A British Antarctic Survey Twin Otter and survey team acquired 8,300 line-km of aerogeophysics data during the Austral summer of 1998/99. Gravity and radio-echo data were acquired simultaneously with the magnetic data at a compromise constant barometric height of 2,200 m, which provides a terrain clearance of 100 m over the highest peaks. Two separate surveys were conducted; one at 5 km line spacing (tie lines at 20 km) over and stretching beyond the southern extent of the Forrestal range (main survey), and one at 2 km line spacing (tie lines at 8 km) covering the Dufek Massif (detailed survey). Ashtech Z12 dual frequency GPS receivers were used for survey navigation. Pseudorange data were supplied to a Picodas PNAV navigation interface computer, which was used to guide the pilot along the pre-planned survey lines. The actual flight path was recovered, using carrier-phase, continuous, kinematic GPS processing techniques. All pseudorange navigation data were recorded at 1 Hz on a Picodas PDAS 1000, PC-based data acquisition system. We present here the processed bed elevation picks from airborne radar depth sounding collected using the "BAS-built" radar system (Corr and Popple, 1994; Fremand, Bodart et al., 2022), which used a 4 us linear frequency modulated pulse in addition to a standard short 0.25 us pulse Data are provided as XYZ ASCII line data.

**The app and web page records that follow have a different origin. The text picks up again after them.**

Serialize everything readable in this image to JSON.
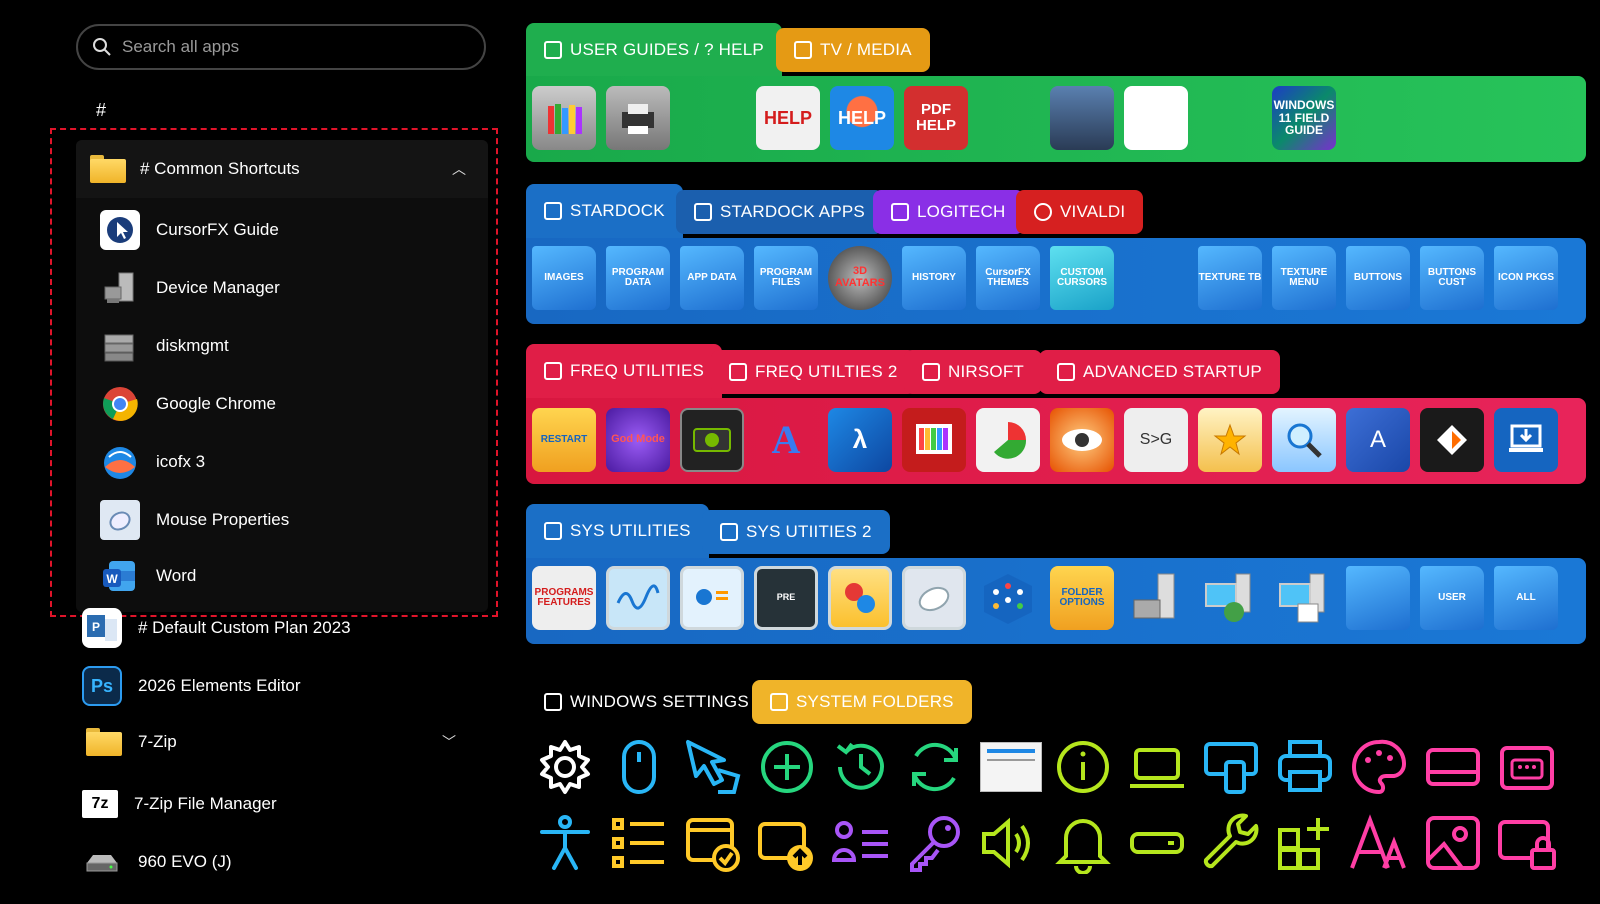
{
  "search": {
    "placeholder": "Search all apps"
  },
  "left": {
    "hash_header": "#",
    "group": {
      "label": "# Common Shortcuts",
      "items": [
        {
          "name": "CursorFX Guide",
          "icon": "cursorfx-icon"
        },
        {
          "name": "Device Manager",
          "icon": "device-manager-icon"
        },
        {
          "name": "diskmgmt",
          "icon": "disk-icon"
        },
        {
          "name": "Google Chrome",
          "icon": "chrome-icon"
        },
        {
          "name": "icofx 3",
          "icon": "icofx-icon"
        },
        {
          "name": "Mouse Properties",
          "icon": "mouse-icon"
        },
        {
          "name": "Word",
          "icon": "word-icon"
        }
      ]
    },
    "apps": [
      {
        "name": "# Default Custom Plan 2023",
        "icon": "publisher-icon"
      },
      {
        "name": "2026 Elements Editor",
        "icon": "photoshop-icon"
      },
      {
        "name": "7-Zip",
        "icon": "folder-icon"
      },
      {
        "name": "7-Zip File Manager",
        "icon": "7zip-icon"
      },
      {
        "name": "960 EVO (J)",
        "icon": "drive-icon"
      }
    ]
  },
  "sections": [
    {
      "tabs": [
        "USER GUIDES / ? HELP",
        "TV / MEDIA"
      ],
      "tiles": [
        "library-icon",
        "printer-icon",
        "HELP",
        "HELP",
        "PDF HELP",
        "home-designer-icon",
        "reference-manual-icon",
        "WINDOWS 11 FIELD GUIDE"
      ]
    },
    {
      "tabs": [
        "STARDOCK",
        "STARDOCK APPS",
        "LOGITECH",
        "VIVALDI"
      ],
      "tiles": [
        "IMAGES",
        "PROGRAM DATA",
        "APP DATA",
        "PROGRAM FILES",
        "3D AVATARS",
        "HISTORY",
        "CursorFX THEMES",
        "CUSTOM CURSORS",
        "TEXTURE TB",
        "TEXTURE MENU",
        "BUTTONS",
        "BUTTONS CUST",
        "ICON PKGS"
      ]
    },
    {
      "tabs": [
        "FREQ UTILITIES",
        "FREQ UTILTIES 2",
        "NIRSOFT",
        "ADVANCED STARTUP"
      ],
      "tiles": [
        "RESTART",
        "God Mode",
        "gpu-icon",
        "font-icon",
        "lambda-icon",
        "color-bars-icon",
        "pie-icon",
        "eye-icon",
        "S>G",
        "star-icon",
        "magnifier-icon",
        "A",
        "diamond-icon",
        "download-icon"
      ]
    },
    {
      "tabs": [
        "SYS UTILITIES",
        "SYS UTIITIES 2"
      ],
      "tiles": [
        "PROGRAMS FEATURES",
        "monitor-wave-icon",
        "presentation-icon",
        "PRE",
        "error-info-icon",
        "mouse-tile-icon",
        "cube-icon",
        "FOLDER OPTIONS",
        "toolbox-icon",
        "backup-icon",
        "checklist-icon",
        "home-folder-icon",
        "USER",
        "ALL"
      ]
    }
  ],
  "settings_tabs": [
    "WINDOWS SETTINGS",
    "SYSTEM FOLDERS"
  ],
  "settings_icons_row1": [
    "gear-icon",
    "mouse-icon",
    "pointer-icon",
    "plus-circle-icon",
    "history-icon",
    "refresh-icon",
    "windows11-icon",
    "info-icon",
    "laptop-icon",
    "remote-icon",
    "printer-icon",
    "palette-icon",
    "tablet-icon",
    "keyboard-icon"
  ],
  "settings_icons_row2": [
    "accessibility-icon",
    "list-icon",
    "calendar-check-icon",
    "upload-icon",
    "people-list-icon",
    "key-icon",
    "speaker-icon",
    "bell-icon",
    "bar-icon",
    "wrench-icon",
    "apps-add-icon",
    "font-size-icon",
    "image-icon",
    "lock-screen-icon"
  ],
  "colors": {
    "green": "#1ec04e",
    "blue": "#1570c9",
    "red": "#e01e47",
    "purple": "#8a2fe6",
    "orange": "#e59a14",
    "vivaldi": "#d62020"
  }
}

This is a collection of all vintage BAS radar data that went into BEDMAP 1 (Lythe and Vaughan, 2001) that have not been released so far as line data. BEDMAP data descries the thickness of the Antarctic ice sheet. They have been collected on surveys undertaken over the past 50 years and brought together into a single database. These data have allowed the compilation of a suite of seamless digital topographic models for the Antarctic continent and surrounding ocean. Data are provided as XYZ ASCII line data.
We present here the airborne Lidar data was collected over the Thwaites Glacier catchment and adjacent ice shelves during the 2018/19 and 2019/20 field seasons. The data was collected using a Riegl Q240i-80 scanning system mounted in the BAS aerogeophysically equipped twin otter aircraft. It provides a high resolution (0.2 to 0.4 points per m2), and high accuracy (~10 cm vertical) georeferenced and time stamped swath of surface elevation information. Each track is ~600 m wide. Such data provides critical information about how the surface of the Thwaites Glacier system is changing. The Thwaites 2019/20 aerogeophysical survey was carried out as part of the BAS National Capability contribution to the NERC/NSF International Thwaites Glacier Collaboration (ITGC) program, with additional funding for LIDAR data processing from the UK Foreign and Commonwealth Office.

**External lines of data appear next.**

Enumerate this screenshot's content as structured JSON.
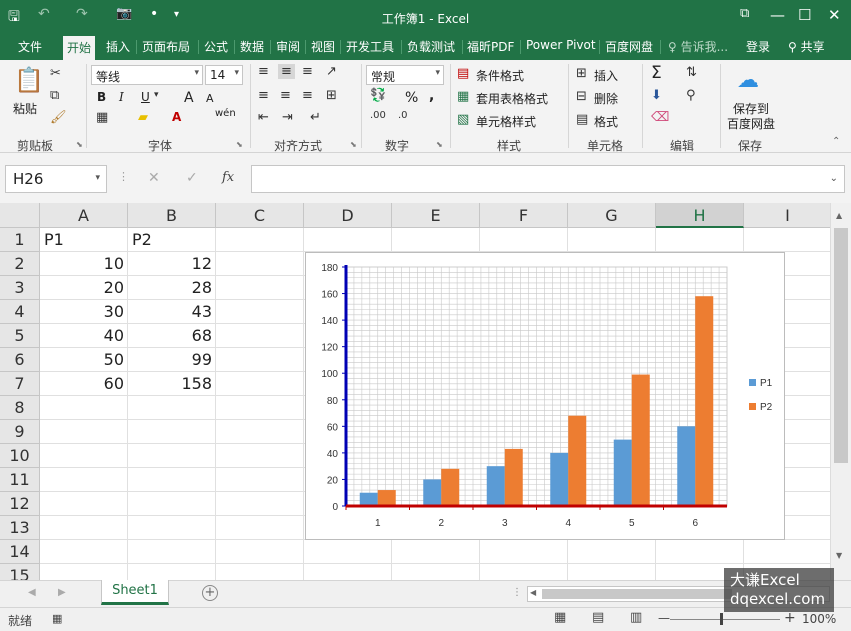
{
  "app": {
    "title": "工作簿1 - Excel",
    "qa_save_icon": "save-icon",
    "qa_undo": "↶",
    "qa_redo": "↷",
    "qa_camera": "📷",
    "qa_dot": "•",
    "qa_more": "▾",
    "win_restore": "⧉",
    "win_min": "—",
    "win_max": "☐",
    "win_close": "✕"
  },
  "tabs": {
    "file": "文件",
    "home": "开始",
    "insert": "插入",
    "layout": "页面布局",
    "formulas": "公式",
    "data": "数据",
    "review": "审阅",
    "view": "视图",
    "developer": "开发工具",
    "loadtest": "负载测试",
    "foxit": "福昕PDF",
    "powerpivot": "Power Pivot",
    "baidu": "百度网盘",
    "tellme": "♀ 告诉我...",
    "login": "登录",
    "share": "共享"
  },
  "ribbon": {
    "paste": "粘贴",
    "font_name": "等线",
    "font_size": "14",
    "bold": "B",
    "italic": "I",
    "underline": "U",
    "grow": "A",
    "shrink": "A",
    "wen": "wén",
    "number_format": "常规",
    "percent": "%",
    "comma": ",",
    "cond_format": "条件格式",
    "table_format": "套用表格格式",
    "cell_style": "单元格样式",
    "insert_cells": "插入",
    "delete_cells": "删除",
    "format_cells": "格式",
    "sigma": "Σ",
    "save_to": "保存到",
    "baidu_disk": "百度网盘",
    "groups": {
      "clipboard": "剪贴板",
      "font": "字体",
      "align": "对齐方式",
      "number": "数字",
      "styles": "样式",
      "cells": "单元格",
      "editing": "编辑",
      "save": "保存"
    }
  },
  "formula": {
    "namebox": "H26",
    "cancel": "✕",
    "enter": "✓",
    "fx": "fx",
    "value": ""
  },
  "columns": [
    "A",
    "B",
    "C",
    "D",
    "E",
    "F",
    "G",
    "H",
    "I"
  ],
  "rows": [
    "1",
    "2",
    "3",
    "4",
    "5",
    "6",
    "7",
    "8",
    "9",
    "10",
    "11",
    "12",
    "13",
    "14",
    "15"
  ],
  "cells": {
    "A1": "P1",
    "B1": "P2",
    "A": [
      "10",
      "20",
      "30",
      "40",
      "50",
      "60"
    ],
    "B": [
      "12",
      "28",
      "43",
      "68",
      "99",
      "158"
    ]
  },
  "chart_data": {
    "type": "bar",
    "categories": [
      "1",
      "2",
      "3",
      "4",
      "5",
      "6"
    ],
    "series": [
      {
        "name": "P1",
        "values": [
          10,
          20,
          30,
          40,
          50,
          60
        ],
        "color": "#5b9bd5"
      },
      {
        "name": "P2",
        "values": [
          12,
          28,
          43,
          68,
          99,
          158
        ],
        "color": "#ed7d31"
      }
    ],
    "ylim": [
      0,
      180
    ],
    "yticks": [
      0,
      20,
      40,
      60,
      80,
      100,
      120,
      140,
      160,
      180
    ],
    "grid": true,
    "legend": "right",
    "y_axis_color": "#0000b4",
    "x_axis_color": "#c00000"
  },
  "sheets": {
    "active": "Sheet1",
    "add": "+"
  },
  "status": {
    "ready": "就绪",
    "zoom": "100%",
    "minus": "—",
    "plus": "+"
  },
  "watermark": {
    "line1": "大谦Excel",
    "line2": "dqexcel.com"
  }
}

An airborne radar survey was flown as part of the GRADES-IMAGE project funded by BAS over the Evans Ice stream/Carson Inlet region mainly to image englacial layers and bedrock topography during the 2006/07 field season. Aeromagnetic data were also opportunistically collected. We present here the bed elevation picks from airborne radar depth sounding collected using the BAS PASIN radar depth sounding system. Data are provided as XYZ ASCII line data.